I started to feel my muscles relax. After a couple of minutes, all of the tremors had stopped. I felt a little light headed but so much better. He released me from the hug and asked if that was what he was supposed to do. I nodded yes and told him thank you. Then those two coworkers went about their business. They acted as if nothing had happened. This was good for me. It helped me feel normal.
Other coworkers kept asking if I was ok. They were trying to say encouraging things, like not to let people get to me. This meant a lot but I was embarrassed to be getting so much attention. And of course, there was that one coworker who blurted out that she can’t stand people who cry. Well, sorry sister. I didn’t mean to intrude on your resting b***h face world. I found her remark a little annoying but soon realized, she just thought I was crying. She had no idea what was going on. So her comment was made in complete ignorance.
As the night went on I slowly came back out of my shell and was able to enjoy the evening. My coworkers and I laughed and joked like normal. Although, every once in awhile I would catch someone staring at me. I just tried to pretend I did not see. The looks on their faces were either curious or concerned.
At the end of the night, I went to the office to do my check out and turn in my money and credit slips. My manager told me I handled the situation really well. He said that he was glad that my two co-workers knew what to do to help me through the situation. Then he told me that I should have told management about my PTSD. I apologized and said I was afraid they would not have hired me. He said that I was protected by law and that there is actually another coworker who has PTSD. He mentioned that it is important for them to know how to help me if there is ever another situation that arises and that I should not feel embarrassed. He really was great. He didn’t look like he pitied me but instead like he genuinely cared.
I drive thirty minutes to and from work. I left work that night and was glad to have the thirty minutes on the way home to just decompress and process. I was exhausted and slightly worried. What would the general manager say? Would she be angry with me? Would she find a way to fire me? Then I thought about everything that I had posted on social media about talking more about mental illness. Here I was preaching that people need to talk about it and not feel shame, but I had kept it a secret from the company I worked for.
I felt guilty.

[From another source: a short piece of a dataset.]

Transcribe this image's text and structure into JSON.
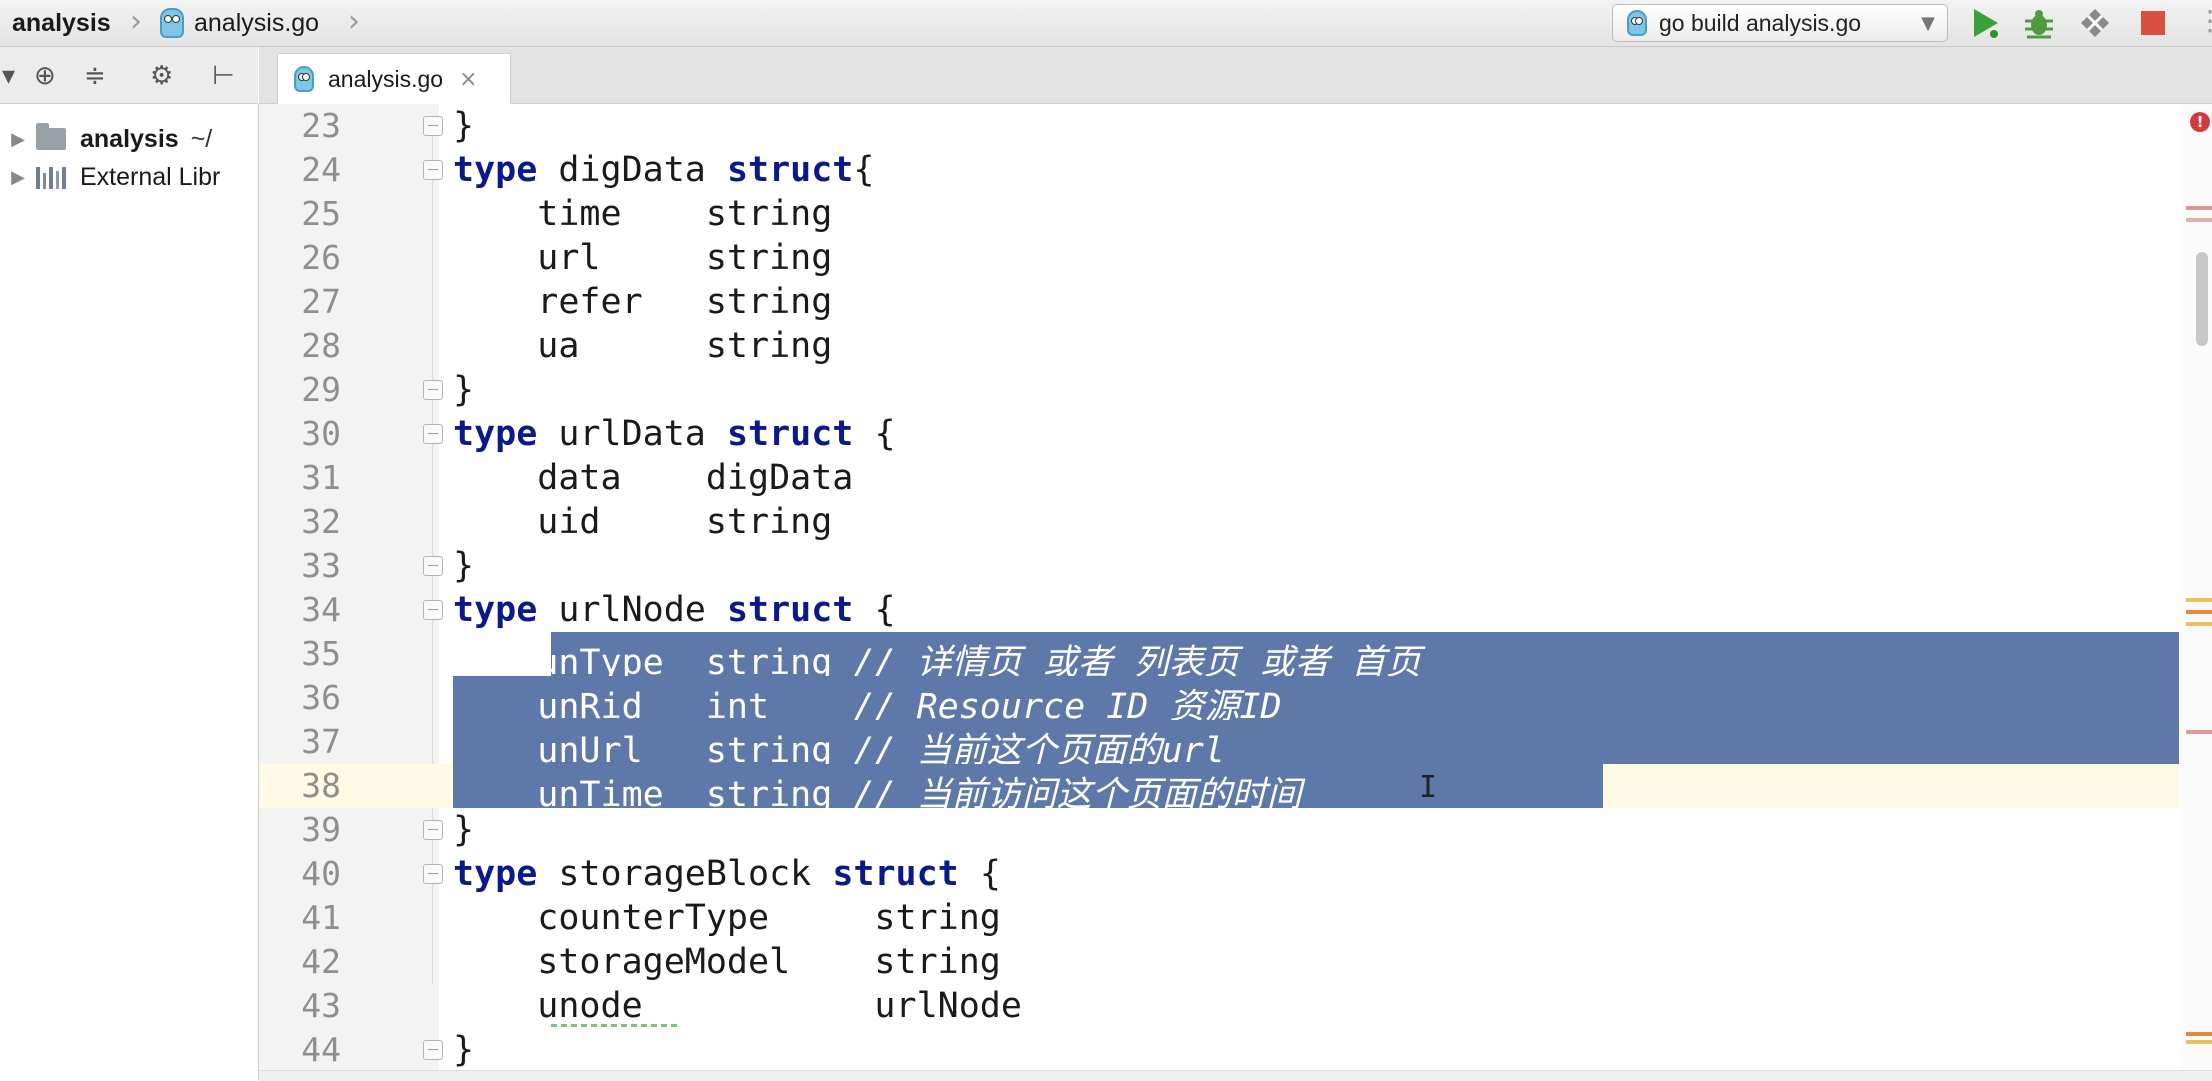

I felt like I was adding to the stigma of mental illness.
I am sorry.
I am sorry for preaching one thing and doing another.
Now that everyone knows, I hope to get the chance to help end the stigma. To show my coworkers that people with mental illness can lead fulfilling and normal lives.
Maybe someone will see my story or meet me in person and if I am open and honest, they will have the courage to get help.
At least, that is what I am hoping for. Just one person would make all of this worth it. If you are that one person, there is no shame in getting help. Please reach out to someone.